== Extracted material ==
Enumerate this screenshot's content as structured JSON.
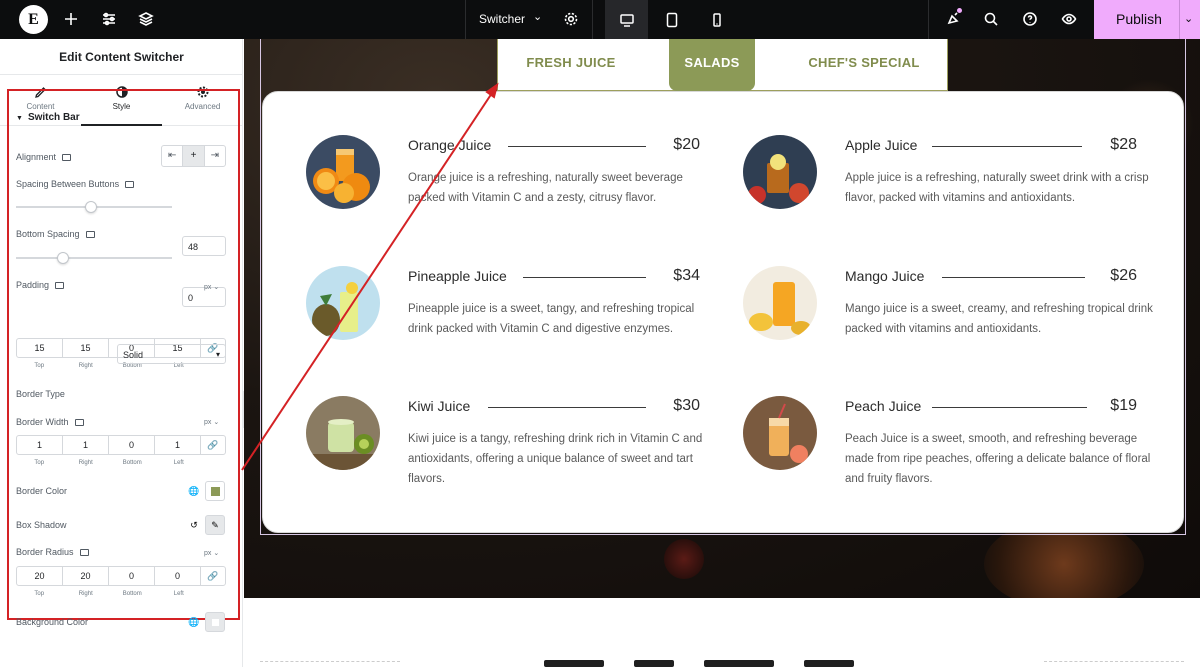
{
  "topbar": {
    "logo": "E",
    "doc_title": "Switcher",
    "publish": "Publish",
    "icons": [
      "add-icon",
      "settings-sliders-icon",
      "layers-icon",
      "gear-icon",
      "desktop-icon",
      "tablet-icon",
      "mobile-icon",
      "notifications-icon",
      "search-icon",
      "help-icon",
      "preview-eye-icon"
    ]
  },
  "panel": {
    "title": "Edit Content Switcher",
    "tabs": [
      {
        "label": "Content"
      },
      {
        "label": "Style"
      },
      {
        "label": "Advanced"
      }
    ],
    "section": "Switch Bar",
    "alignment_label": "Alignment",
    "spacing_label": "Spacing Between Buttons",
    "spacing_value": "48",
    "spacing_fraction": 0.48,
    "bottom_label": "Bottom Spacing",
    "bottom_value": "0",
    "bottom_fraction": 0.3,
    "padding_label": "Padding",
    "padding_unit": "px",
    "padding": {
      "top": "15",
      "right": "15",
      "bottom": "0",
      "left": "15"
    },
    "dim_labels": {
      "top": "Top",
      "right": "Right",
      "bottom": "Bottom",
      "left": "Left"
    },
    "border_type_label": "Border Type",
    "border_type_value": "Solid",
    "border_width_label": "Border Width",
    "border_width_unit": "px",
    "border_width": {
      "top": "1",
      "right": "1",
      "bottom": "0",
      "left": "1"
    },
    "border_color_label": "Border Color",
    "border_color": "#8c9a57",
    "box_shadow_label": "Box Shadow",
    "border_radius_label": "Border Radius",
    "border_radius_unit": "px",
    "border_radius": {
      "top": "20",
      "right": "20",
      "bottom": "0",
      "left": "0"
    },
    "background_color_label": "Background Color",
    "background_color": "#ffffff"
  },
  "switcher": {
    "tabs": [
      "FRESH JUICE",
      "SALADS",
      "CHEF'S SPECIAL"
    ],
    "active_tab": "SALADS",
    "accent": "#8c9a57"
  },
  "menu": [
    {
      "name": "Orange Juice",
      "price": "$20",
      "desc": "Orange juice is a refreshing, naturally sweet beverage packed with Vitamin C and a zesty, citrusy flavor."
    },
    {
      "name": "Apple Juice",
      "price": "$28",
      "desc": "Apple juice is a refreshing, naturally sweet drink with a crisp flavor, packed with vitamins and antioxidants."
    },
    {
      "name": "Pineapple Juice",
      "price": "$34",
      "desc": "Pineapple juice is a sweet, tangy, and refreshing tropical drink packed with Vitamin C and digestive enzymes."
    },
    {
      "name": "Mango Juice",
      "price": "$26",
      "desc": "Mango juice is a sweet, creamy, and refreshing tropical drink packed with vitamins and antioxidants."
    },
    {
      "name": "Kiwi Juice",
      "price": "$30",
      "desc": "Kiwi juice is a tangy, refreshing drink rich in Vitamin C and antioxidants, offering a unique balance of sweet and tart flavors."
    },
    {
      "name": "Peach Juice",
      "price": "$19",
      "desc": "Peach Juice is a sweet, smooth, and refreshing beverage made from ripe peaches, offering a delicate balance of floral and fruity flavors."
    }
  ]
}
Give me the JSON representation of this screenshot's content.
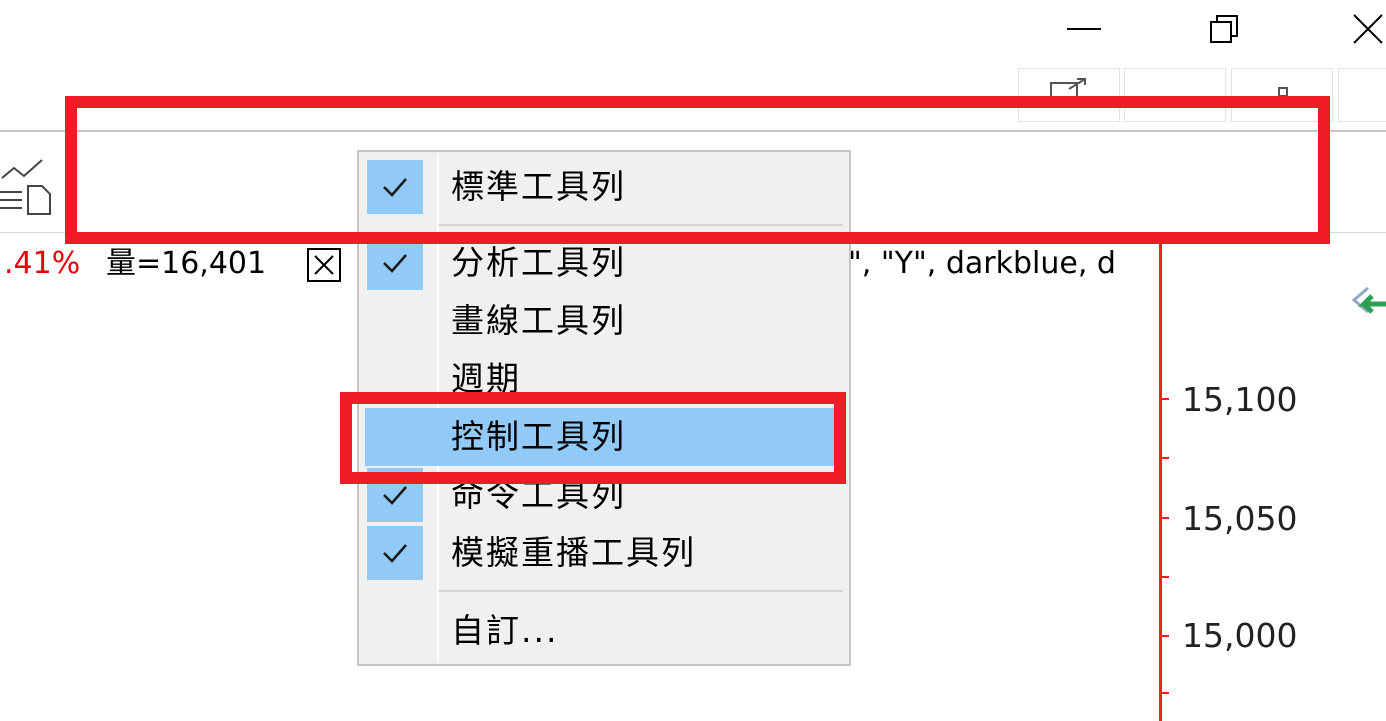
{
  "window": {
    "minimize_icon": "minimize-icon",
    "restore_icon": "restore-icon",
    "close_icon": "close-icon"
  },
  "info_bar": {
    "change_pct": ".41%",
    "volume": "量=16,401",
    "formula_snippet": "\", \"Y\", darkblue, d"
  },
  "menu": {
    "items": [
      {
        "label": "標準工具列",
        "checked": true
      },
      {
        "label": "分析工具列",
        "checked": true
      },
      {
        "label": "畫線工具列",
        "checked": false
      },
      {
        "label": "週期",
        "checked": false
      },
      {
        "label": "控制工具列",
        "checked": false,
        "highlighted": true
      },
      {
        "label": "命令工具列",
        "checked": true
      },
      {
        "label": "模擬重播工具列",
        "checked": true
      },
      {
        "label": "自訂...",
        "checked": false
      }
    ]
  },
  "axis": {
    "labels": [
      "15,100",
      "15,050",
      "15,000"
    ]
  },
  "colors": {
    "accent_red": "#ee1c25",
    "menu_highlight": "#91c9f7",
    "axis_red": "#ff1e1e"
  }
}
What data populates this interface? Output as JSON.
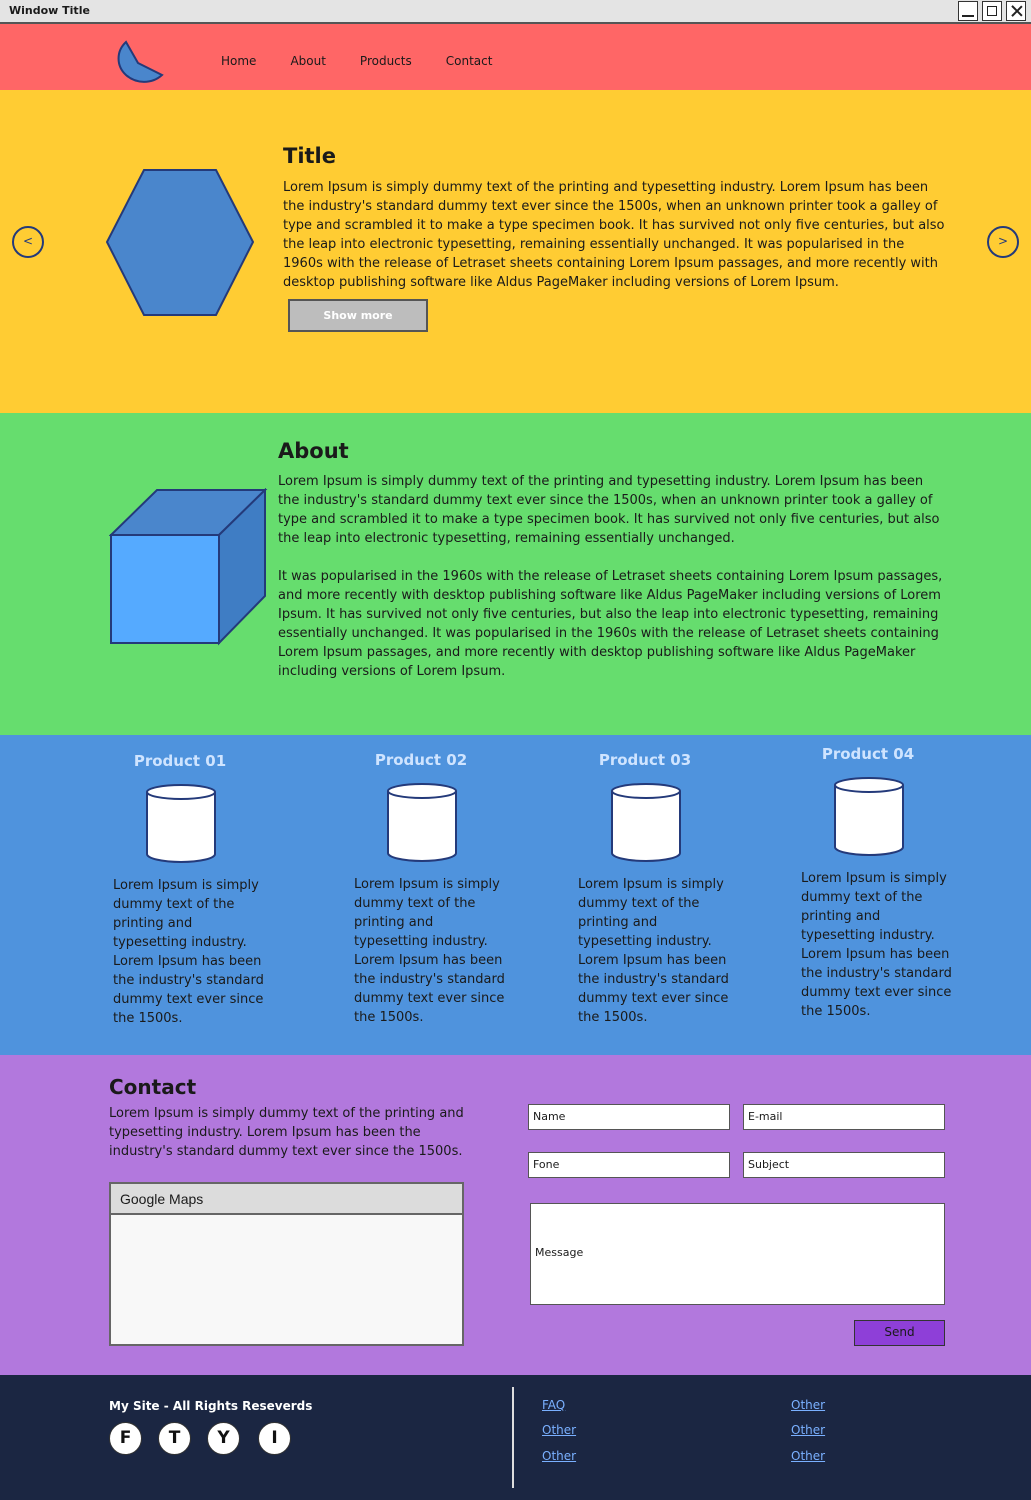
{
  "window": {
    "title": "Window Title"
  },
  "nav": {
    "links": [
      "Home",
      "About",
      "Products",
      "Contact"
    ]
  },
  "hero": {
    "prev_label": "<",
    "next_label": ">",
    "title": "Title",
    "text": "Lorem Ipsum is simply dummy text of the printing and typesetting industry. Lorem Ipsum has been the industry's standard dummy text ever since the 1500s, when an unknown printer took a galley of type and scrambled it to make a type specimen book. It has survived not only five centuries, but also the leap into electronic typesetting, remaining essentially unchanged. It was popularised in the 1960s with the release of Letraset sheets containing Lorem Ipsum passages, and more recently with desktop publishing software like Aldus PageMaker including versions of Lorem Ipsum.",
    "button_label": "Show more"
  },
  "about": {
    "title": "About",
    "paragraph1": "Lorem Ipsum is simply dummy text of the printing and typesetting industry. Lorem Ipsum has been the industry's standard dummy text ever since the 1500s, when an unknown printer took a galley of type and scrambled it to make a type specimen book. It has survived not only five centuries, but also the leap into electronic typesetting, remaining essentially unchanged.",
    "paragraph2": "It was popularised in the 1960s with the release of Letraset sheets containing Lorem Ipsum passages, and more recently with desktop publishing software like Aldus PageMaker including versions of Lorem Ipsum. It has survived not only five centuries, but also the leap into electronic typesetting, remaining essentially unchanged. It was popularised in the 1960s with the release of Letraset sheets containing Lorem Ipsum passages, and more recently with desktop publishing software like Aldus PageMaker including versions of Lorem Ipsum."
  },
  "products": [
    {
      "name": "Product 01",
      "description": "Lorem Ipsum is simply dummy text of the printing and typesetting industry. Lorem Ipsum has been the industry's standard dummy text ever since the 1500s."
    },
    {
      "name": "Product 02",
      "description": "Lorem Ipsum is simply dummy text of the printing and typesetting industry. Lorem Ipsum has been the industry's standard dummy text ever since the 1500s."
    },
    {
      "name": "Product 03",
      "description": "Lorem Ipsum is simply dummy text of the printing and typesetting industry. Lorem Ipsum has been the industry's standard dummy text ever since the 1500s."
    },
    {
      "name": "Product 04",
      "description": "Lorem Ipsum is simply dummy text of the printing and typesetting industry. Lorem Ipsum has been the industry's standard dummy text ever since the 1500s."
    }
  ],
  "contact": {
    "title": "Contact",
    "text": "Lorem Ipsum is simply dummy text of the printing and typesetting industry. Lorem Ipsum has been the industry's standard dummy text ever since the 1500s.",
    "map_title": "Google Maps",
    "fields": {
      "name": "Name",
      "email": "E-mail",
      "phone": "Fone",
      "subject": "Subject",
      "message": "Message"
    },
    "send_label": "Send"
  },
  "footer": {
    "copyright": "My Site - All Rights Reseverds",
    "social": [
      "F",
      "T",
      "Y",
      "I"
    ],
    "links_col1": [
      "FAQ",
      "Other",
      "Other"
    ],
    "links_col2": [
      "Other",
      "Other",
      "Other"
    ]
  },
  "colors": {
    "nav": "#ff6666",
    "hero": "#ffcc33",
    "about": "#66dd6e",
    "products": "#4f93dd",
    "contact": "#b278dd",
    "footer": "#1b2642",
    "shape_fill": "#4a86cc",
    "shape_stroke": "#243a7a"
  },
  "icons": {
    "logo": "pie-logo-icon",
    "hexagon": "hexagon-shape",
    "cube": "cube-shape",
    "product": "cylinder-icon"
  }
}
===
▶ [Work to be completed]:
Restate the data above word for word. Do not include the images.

▶ [Your response]:
Enumerate this screenshot's content as structured JSON.
{
  "topbar": {
    "logo": "E",
    "doc_title": "Switcher",
    "publish": "Publish",
    "icons": [
      "add-icon",
      "settings-sliders-icon",
      "layers-icon",
      "gear-icon",
      "desktop-icon",
      "tablet-icon",
      "mobile-icon",
      "notifications-icon",
      "search-icon",
      "help-icon",
      "preview-eye-icon"
    ]
  },
  "panel": {
    "title": "Edit Content Switcher",
    "tabs": [
      {
        "label": "Content"
      },
      {
        "label": "Style"
      },
      {
        "label": "Advanced"
      }
    ],
    "section": "Switch Bar",
    "alignment_label": "Alignment",
    "spacing_label": "Spacing Between Buttons",
    "spacing_value": "48",
    "spacing_fraction": 0.48,
    "bottom_label": "Bottom Spacing",
    "bottom_value": "0",
    "bottom_fraction": 0.3,
    "padding_label": "Padding",
    "padding_unit": "px",
    "padding": {
      "top": "15",
      "right": "15",
      "bottom": "0",
      "left": "15"
    },
    "dim_labels": {
      "top": "Top",
      "right": "Right",
      "bottom": "Bottom",
      "left": "Left"
    },
    "border_type_label": "Border Type",
    "border_type_value": "Solid",
    "border_width_label": "Border Width",
    "border_width_unit": "px",
    "border_width": {
      "top": "1",
      "right": "1",
      "bottom": "0",
      "left": "1"
    },
    "border_color_label": "Border Color",
    "border_color": "#8c9a57",
    "box_shadow_label": "Box Shadow",
    "border_radius_label": "Border Radius",
    "border_radius_unit": "px",
    "border_radius": {
      "top": "20",
      "right": "20",
      "bottom": "0",
      "left": "0"
    },
    "background_color_label": "Background Color",
    "background_color": "#ffffff"
  },
  "switcher": {
    "tabs": [
      "FRESH JUICE",
      "SALADS",
      "CHEF'S SPECIAL"
    ],
    "active_tab": "SALADS",
    "accent": "#8c9a57"
  },
  "menu": [
    {
      "name": "Orange Juice",
      "price": "$20",
      "desc": "Orange juice is a refreshing, naturally sweet beverage packed with Vitamin C and a zesty, citrusy flavor."
    },
    {
      "name": "Apple Juice",
      "price": "$28",
      "desc": "Apple juice is a refreshing, naturally sweet drink with a crisp flavor, packed with vitamins and antioxidants."
    },
    {
      "name": "Pineapple Juice",
      "price": "$34",
      "desc": "Pineapple juice is a sweet, tangy, and refreshing tropical drink packed with Vitamin C and digestive enzymes."
    },
    {
      "name": "Mango Juice",
      "price": "$26",
      "desc": "Mango juice is a sweet, creamy, and refreshing tropical drink packed with vitamins and antioxidants."
    },
    {
      "name": "Kiwi Juice",
      "price": "$30",
      "desc": "Kiwi juice is a tangy, refreshing drink rich in Vitamin C and antioxidants, offering a unique balance of sweet and tart flavors."
    },
    {
      "name": "Peach Juice",
      "price": "$19",
      "desc": "Peach Juice is a sweet, smooth, and refreshing beverage made from ripe peaches, offering a delicate balance of floral and fruity flavors."
    }
  ]
}
Give me the JSON representation of this screenshot's content.
{
  "window": {
    "minimize_icon": "minimize-icon",
    "restore_icon": "restore-icon",
    "close_icon": "close-icon"
  },
  "info_bar": {
    "change_pct": ".41%",
    "volume": "量=16,401",
    "formula_snippet": "\", \"Y\", darkblue, d"
  },
  "menu": {
    "items": [
      {
        "label": "標準工具列",
        "checked": true
      },
      {
        "label": "分析工具列",
        "checked": true
      },
      {
        "label": "畫線工具列",
        "checked": false
      },
      {
        "label": "週期",
        "checked": false
      },
      {
        "label": "控制工具列",
        "checked": false,
        "highlighted": true
      },
      {
        "label": "命令工具列",
        "checked": true
      },
      {
        "label": "模擬重播工具列",
        "checked": true
      },
      {
        "label": "自訂...",
        "checked": false
      }
    ]
  },
  "axis": {
    "labels": [
      "15,100",
      "15,050",
      "15,000"
    ]
  },
  "colors": {
    "accent_red": "#ee1c25",
    "menu_highlight": "#91c9f7",
    "axis_red": "#ff1e1e"
  }
}
What data populates this interface? Output as JSON.
{
  "window": {
    "title": "Window Title"
  },
  "nav": {
    "links": [
      "Home",
      "About",
      "Products",
      "Contact"
    ]
  },
  "hero": {
    "prev_label": "<",
    "next_label": ">",
    "title": "Title",
    "text": "Lorem Ipsum is simply dummy text of the printing and typesetting industry. Lorem Ipsum has been the industry's standard dummy text ever since the 1500s, when an unknown printer took a galley of type and scrambled it to make a type specimen book. It has survived not only five centuries, but also the leap into electronic typesetting, remaining essentially unchanged. It was popularised in the 1960s with the release of Letraset sheets containing Lorem Ipsum passages, and more recently with desktop publishing software like Aldus PageMaker including versions of Lorem Ipsum.",
    "button_label": "Show more"
  },
  "about": {
    "title": "About",
    "paragraph1": "Lorem Ipsum is simply dummy text of the printing and typesetting industry. Lorem Ipsum has been the industry's standard dummy text ever since the 1500s, when an unknown printer took a galley of type and scrambled it to make a type specimen book. It has survived not only five centuries, but also the leap into electronic typesetting, remaining essentially unchanged.",
    "paragraph2": "It was popularised in the 1960s with the release of Letraset sheets containing Lorem Ipsum passages, and more recently with desktop publishing software like Aldus PageMaker including versions of Lorem Ipsum. It has survived not only five centuries, but also the leap into electronic typesetting, remaining essentially unchanged. It was popularised in the 1960s with the release of Letraset sheets containing Lorem Ipsum passages, and more recently with desktop publishing software like Aldus PageMaker including versions of Lorem Ipsum."
  },
  "products": [
    {
      "name": "Product 01",
      "description": "Lorem Ipsum is simply dummy text of the printing and typesetting industry. Lorem Ipsum has been the industry's standard dummy text ever since the 1500s."
    },
    {
      "name": "Product 02",
      "description": "Lorem Ipsum is simply dummy text of the printing and typesetting industry. Lorem Ipsum has been the industry's standard dummy text ever since the 1500s."
    },
    {
      "name": "Product 03",
      "description": "Lorem Ipsum is simply dummy text of the printing and typesetting industry. Lorem Ipsum has been the industry's standard dummy text ever since the 1500s."
    },
    {
      "name": "Product 04",
      "description": "Lorem Ipsum is simply dummy text of the printing and typesetting industry. Lorem Ipsum has been the industry's standard dummy text ever since the 1500s."
    }
  ],
  "contact": {
    "title": "Contact",
    "text": "Lorem Ipsum is simply dummy text of the printing and typesetting industry. Lorem Ipsum has been the industry's standard dummy text ever since the 1500s.",
    "map_title": "Google Maps",
    "fields": {
      "name": "Name",
      "email": "E-mail",
      "phone": "Fone",
      "subject": "Subject",
      "message": "Message"
    },
    "send_label": "Send"
  },
  "footer": {
    "copyright": "My Site - All Rights Reseverds",
    "social": [
      "F",
      "T",
      "Y",
      "I"
    ],
    "links_col1": [
      "FAQ",
      "Other",
      "Other"
    ],
    "links_col2": [
      "Other",
      "Other",
      "Other"
    ]
  },
  "colors": {
    "nav": "#ff6666",
    "hero": "#ffcc33",
    "about": "#66dd6e",
    "products": "#4f93dd",
    "contact": "#b278dd",
    "footer": "#1b2642",
    "shape_fill": "#4a86cc",
    "shape_stroke": "#243a7a"
  },
  "icons": {
    "logo": "pie-logo-icon",
    "hexagon": "hexagon-shape",
    "cube": "cube-shape",
    "product": "cylinder-icon"
  }
}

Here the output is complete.